* _WORK TO COMPLETE_:
Find the lines below in which the string "USDJPY" occurs. Copy each one.
========================================================================
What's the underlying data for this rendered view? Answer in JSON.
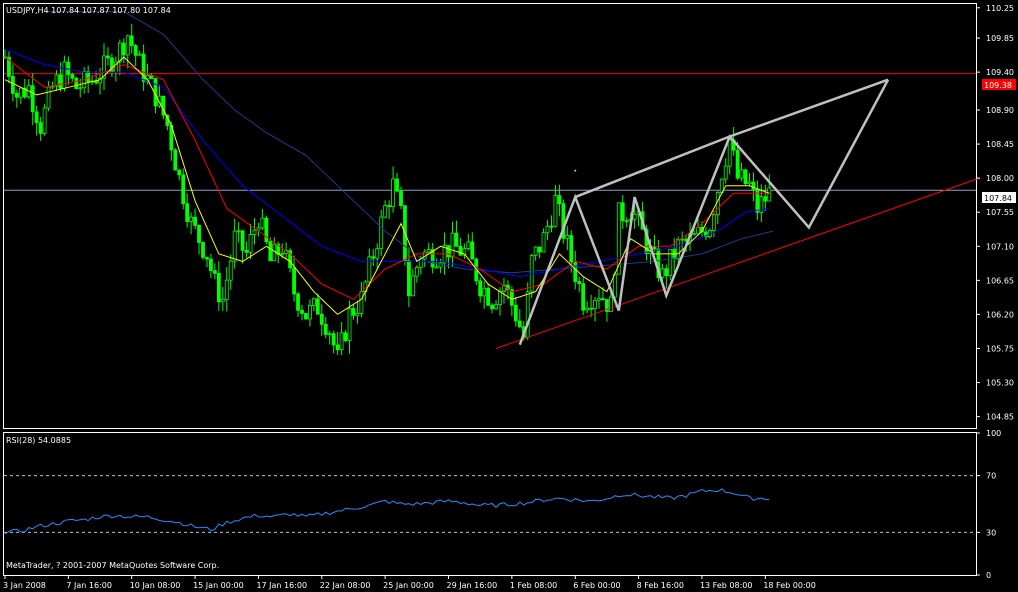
{
  "window": {
    "symbol_header": "USDJPY,H4  107.84 107.87 107.80 107.84",
    "copyright": "MetaTrader, ? 2001-2007 MetaQuotes Software Corp."
  },
  "colors": {
    "background": "#000000",
    "frame": "#ffffff",
    "candle": "#00ff00",
    "ma_fast": "#ffff00",
    "ma_mid": "#ff0000",
    "ma_slow": "#0000ff",
    "ma_long": "#1e3c8c",
    "resistance": "#ff0000",
    "trendline": "#ff0000",
    "pattern": "#c0c0c0",
    "rsi": "#1e90ff",
    "level_dash": "#c0c0c0"
  },
  "chart_data": [
    {
      "type": "candlestick",
      "title": "USDJPY,H4  107.84 107.87 107.80 107.84",
      "ylim": [
        104.7,
        110.3
      ],
      "y_ticks": [
        "110.25",
        "109.85",
        "109.40",
        "108.90",
        "108.45",
        "108.00",
        "107.55",
        "107.10",
        "106.65",
        "106.20",
        "105.75",
        "105.30",
        "104.85"
      ],
      "x_ticks": [
        "3 Jan 2008",
        "7 Jan 16:00",
        "10 Jan 08:00",
        "15 Jan 00:00",
        "17 Jan 16:00",
        "22 Jan 08:00",
        "25 Jan 00:00",
        "29 Jan 16:00",
        "1 Feb 08:00",
        "6 Feb 00:00",
        "8 Feb 16:00",
        "13 Feb 08:00",
        "18 Feb 00:00"
      ],
      "x_tick_bars": [
        0,
        16,
        32,
        48,
        64,
        80,
        96,
        112,
        128,
        144,
        160,
        176,
        192
      ],
      "current_price": "107.84",
      "current_price_value": 107.84,
      "resistance_label": "109.38",
      "resistance_value": 109.38,
      "close_anchors": [
        [
          0,
          109.6
        ],
        [
          3,
          109.1
        ],
        [
          6,
          109.2
        ],
        [
          9,
          108.7
        ],
        [
          12,
          109.2
        ],
        [
          15,
          109.4
        ],
        [
          18,
          109.2
        ],
        [
          22,
          109.3
        ],
        [
          26,
          109.5
        ],
        [
          29,
          109.7
        ],
        [
          31,
          109.9
        ],
        [
          34,
          109.5
        ],
        [
          38,
          109.1
        ],
        [
          41,
          108.7
        ],
        [
          44,
          108.0
        ],
        [
          47,
          107.4
        ],
        [
          51,
          107.0
        ],
        [
          53,
          106.6
        ],
        [
          55,
          106.4
        ],
        [
          58,
          107.2
        ],
        [
          61,
          107.0
        ],
        [
          64,
          107.5
        ],
        [
          67,
          106.9
        ],
        [
          70,
          107.1
        ],
        [
          73,
          106.5
        ],
        [
          76,
          106.2
        ],
        [
          79,
          106.3
        ],
        [
          82,
          106.0
        ],
        [
          84,
          105.6
        ],
        [
          87,
          106.2
        ],
        [
          90,
          106.4
        ],
        [
          93,
          107.0
        ],
        [
          96,
          107.6
        ],
        [
          98,
          107.9
        ],
        [
          100,
          107.5
        ],
        [
          102,
          106.5
        ],
        [
          105,
          107.0
        ],
        [
          109,
          107.0
        ],
        [
          113,
          107.1
        ],
        [
          117,
          107.0
        ],
        [
          120,
          106.6
        ],
        [
          123,
          106.4
        ],
        [
          126,
          106.6
        ],
        [
          129,
          106.2
        ],
        [
          131,
          105.9
        ],
        [
          133,
          106.9
        ],
        [
          136,
          107.2
        ],
        [
          139,
          107.7
        ],
        [
          142,
          107.1
        ],
        [
          146,
          106.4
        ],
        [
          150,
          106.5
        ],
        [
          153,
          106.3
        ],
        [
          155,
          107.5
        ],
        [
          158,
          107.6
        ],
        [
          160,
          107.4
        ],
        [
          163,
          107.0
        ],
        [
          166,
          106.7
        ],
        [
          170,
          107.1
        ],
        [
          174,
          107.2
        ],
        [
          178,
          107.4
        ],
        [
          181,
          108.1
        ],
        [
          183,
          108.5
        ],
        [
          185,
          108.0
        ],
        [
          188,
          107.9
        ],
        [
          190,
          107.6
        ],
        [
          193,
          107.8
        ]
      ],
      "ma_fast": [
        [
          0,
          109.3
        ],
        [
          8,
          109.1
        ],
        [
          16,
          109.2
        ],
        [
          24,
          109.3
        ],
        [
          30,
          109.6
        ],
        [
          36,
          109.3
        ],
        [
          42,
          108.7
        ],
        [
          48,
          107.7
        ],
        [
          54,
          107.0
        ],
        [
          60,
          106.9
        ],
        [
          66,
          107.1
        ],
        [
          72,
          106.9
        ],
        [
          78,
          106.5
        ],
        [
          84,
          106.2
        ],
        [
          90,
          106.4
        ],
        [
          96,
          107.0
        ],
        [
          100,
          107.4
        ],
        [
          104,
          106.9
        ],
        [
          110,
          107.1
        ],
        [
          116,
          107.0
        ],
        [
          122,
          106.6
        ],
        [
          128,
          106.4
        ],
        [
          134,
          106.5
        ],
        [
          140,
          107.0
        ],
        [
          146,
          106.7
        ],
        [
          152,
          106.5
        ],
        [
          158,
          107.2
        ],
        [
          164,
          107.0
        ],
        [
          170,
          107.0
        ],
        [
          176,
          107.3
        ],
        [
          182,
          107.9
        ],
        [
          188,
          107.9
        ],
        [
          193,
          107.8
        ]
      ],
      "ma_mid": [
        [
          0,
          109.6
        ],
        [
          10,
          109.2
        ],
        [
          20,
          109.3
        ],
        [
          30,
          109.5
        ],
        [
          40,
          109.3
        ],
        [
          48,
          108.5
        ],
        [
          56,
          107.6
        ],
        [
          64,
          107.3
        ],
        [
          72,
          107.0
        ],
        [
          80,
          106.6
        ],
        [
          88,
          106.4
        ],
        [
          96,
          106.8
        ],
        [
          104,
          107.0
        ],
        [
          112,
          107.0
        ],
        [
          120,
          106.8
        ],
        [
          128,
          106.5
        ],
        [
          136,
          106.6
        ],
        [
          144,
          106.9
        ],
        [
          152,
          106.8
        ],
        [
          160,
          107.1
        ],
        [
          168,
          107.1
        ],
        [
          176,
          107.4
        ],
        [
          184,
          107.8
        ],
        [
          188,
          107.8
        ],
        [
          193,
          107.8
        ]
      ],
      "ma_slow": [
        [
          0,
          109.7
        ],
        [
          10,
          109.5
        ],
        [
          20,
          109.4
        ],
        [
          30,
          109.4
        ],
        [
          40,
          109.2
        ],
        [
          50,
          108.5
        ],
        [
          60,
          107.9
        ],
        [
          70,
          107.5
        ],
        [
          80,
          107.1
        ],
        [
          90,
          106.9
        ],
        [
          100,
          106.9
        ],
        [
          110,
          106.9
        ],
        [
          120,
          106.8
        ],
        [
          130,
          106.7
        ],
        [
          140,
          106.8
        ],
        [
          150,
          106.9
        ],
        [
          160,
          107.0
        ],
        [
          170,
          107.1
        ],
        [
          180,
          107.3
        ],
        [
          187,
          107.55
        ],
        [
          193,
          107.6
        ]
      ],
      "ma_long": [
        [
          10,
          110.2
        ],
        [
          20,
          110.2
        ],
        [
          30,
          110.2
        ],
        [
          40,
          109.9
        ],
        [
          50,
          109.3
        ],
        [
          58,
          108.9
        ],
        [
          66,
          108.6
        ],
        [
          76,
          108.3
        ],
        [
          86,
          107.8
        ],
        [
          96,
          107.3
        ],
        [
          106,
          106.9
        ],
        [
          116,
          106.8
        ],
        [
          128,
          106.75
        ],
        [
          140,
          106.8
        ],
        [
          152,
          106.85
        ],
        [
          164,
          106.9
        ],
        [
          176,
          107.0
        ],
        [
          186,
          107.2
        ],
        [
          194,
          107.3
        ]
      ],
      "pattern_zigzag": [
        [
          130,
          105.8
        ],
        [
          144,
          107.75
        ],
        [
          155,
          106.25
        ],
        [
          159,
          107.75
        ],
        [
          167,
          106.45
        ],
        [
          183,
          108.55
        ],
        [
          203,
          107.35
        ],
        [
          223,
          109.3
        ]
      ],
      "pattern_upper": [
        [
          144,
          107.75
        ],
        [
          183,
          108.55
        ],
        [
          223,
          109.3
        ]
      ],
      "uptrend_line": [
        [
          124,
          105.75
        ],
        [
          246,
          108.0
        ]
      ],
      "marker_point": [
        144,
        108.1
      ]
    },
    {
      "type": "line",
      "title": "RSI(28) 54.0885",
      "ylim": [
        0,
        100
      ],
      "y_ticks": [
        "100",
        "70",
        "30",
        "0"
      ],
      "levels": [
        70,
        30
      ],
      "values_anchors": [
        [
          0,
          30
        ],
        [
          4,
          31
        ],
        [
          8,
          34
        ],
        [
          12,
          36
        ],
        [
          16,
          38
        ],
        [
          20,
          39
        ],
        [
          24,
          41
        ],
        [
          28,
          42
        ],
        [
          32,
          41
        ],
        [
          36,
          41
        ],
        [
          40,
          39
        ],
        [
          44,
          37
        ],
        [
          48,
          34
        ],
        [
          52,
          32
        ],
        [
          56,
          37
        ],
        [
          60,
          40
        ],
        [
          64,
          42
        ],
        [
          68,
          41
        ],
        [
          72,
          43
        ],
        [
          76,
          41
        ],
        [
          80,
          43
        ],
        [
          84,
          45
        ],
        [
          88,
          47
        ],
        [
          92,
          49
        ],
        [
          96,
          52
        ],
        [
          100,
          50
        ],
        [
          104,
          50
        ],
        [
          108,
          51
        ],
        [
          112,
          52
        ],
        [
          116,
          51
        ],
        [
          120,
          49
        ],
        [
          124,
          49
        ],
        [
          128,
          50
        ],
        [
          132,
          51
        ],
        [
          136,
          53
        ],
        [
          140,
          54
        ],
        [
          144,
          53
        ],
        [
          148,
          52
        ],
        [
          152,
          54
        ],
        [
          156,
          57
        ],
        [
          160,
          56
        ],
        [
          164,
          55
        ],
        [
          168,
          54
        ],
        [
          172,
          56
        ],
        [
          176,
          59
        ],
        [
          180,
          60
        ],
        [
          184,
          58
        ],
        [
          188,
          54
        ],
        [
          193,
          54
        ]
      ]
    }
  ]
}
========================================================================
* _RESULT OF THE EXERCISE_:
    "symbol_header": "USDJPY,H4  107.84 107.87 107.80 107.84",
      "title": "USDJPY,H4  107.84 107.87 107.80 107.84",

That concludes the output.